Usually when I drink wine I contemplate the sensory experience over the science of winemaking.  I focus on the aromas and flavors of the wine and how it pairs with the food I am eating. I reflect on where I am, the company I am keeping and the mood I am in when I drinking my glass or two- my intimate wine occasion.

But last month, a small group of writers gathered at Laura Maniec’s delightful Corkbuzz wine bar in Greenwich Village to blend the sensory with science in a hands-on tutorial called “Blending With Pleasure” led by winemaker, Pierre-Jean Sauvion, a fourth generation family member of the Loire Valley’s venerable Sauvion House.

The Loire Valley is a vast region of France, known for its crisp, aromatic Muscadet, Sancerre and Vouvray; it’s the country’s leading producer of white wines. Our assignment was to blend a Sancerre Sauvignon Blanc from four specific sub soils, each displaying a different characteristic: Silex (minerality), Caillotes (fruity), Griottes (sweetness) and Terres Blanches (acidity). Tasted alone, each sample went a little this way or that way. Precisely blended they would result in a balanced wine.

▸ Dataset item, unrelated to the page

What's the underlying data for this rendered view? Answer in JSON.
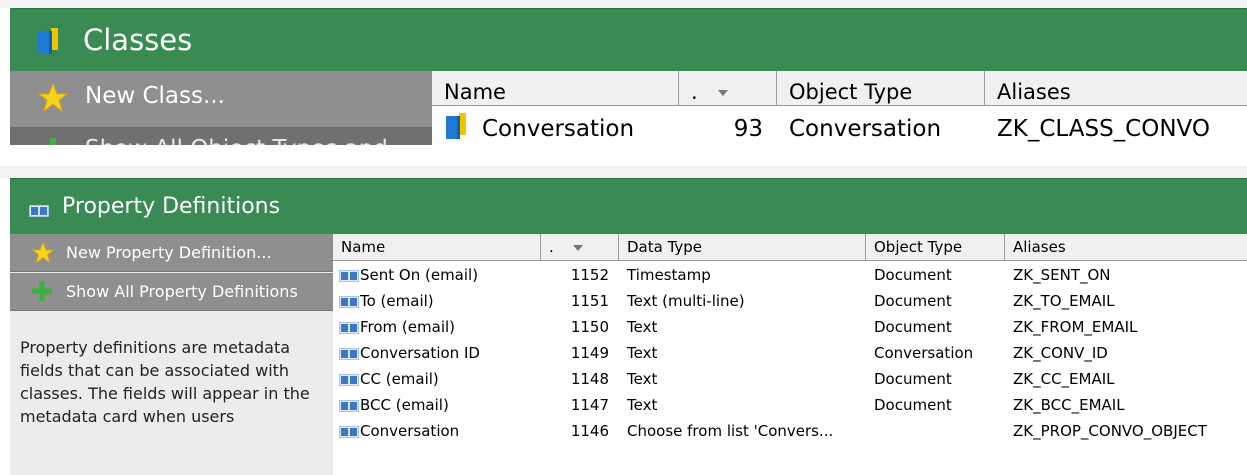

While we didn’t don lab coats, we did have graded beakers for pouring and measuring.  After a welcome toast with Château de Cleray Muscadet Sevre et Maine, Pierre-Jean gave us a short, efficient overview of the different sub soils in the region and how they impacted the essences of the grapes. Then, we all started pouring, mixing and tasting the four samples to create our own blends. Pierre Jean walked the room tasting and evaluating each example. Two of us were “quite close.” Alas, my version lacked enough acidity. Finally we tasted Sauvion’s Sancerre blend. Voila!

We concluded with a tasting of Sauvion’s 2011 Sancerre with shrimp salad and asparagus, Muscadet with pea and potato samosas, Vouvray with peekytoe crab salad with fennel and Rose d’Anjou with grilled beef and pickled vegetables, plus lots of other tasty nibbles that paired with all the wines.

My takeaway from the evening was this: The soil, the sun, the wind the elevation and other elements of nature provide the raw ingredients to worth with. Blending a wine is one part science, one part sensory and one part winemaker smarts.

I am a far better wine drinker than wine maker, and Pierre-JeanSauvion is a master at both.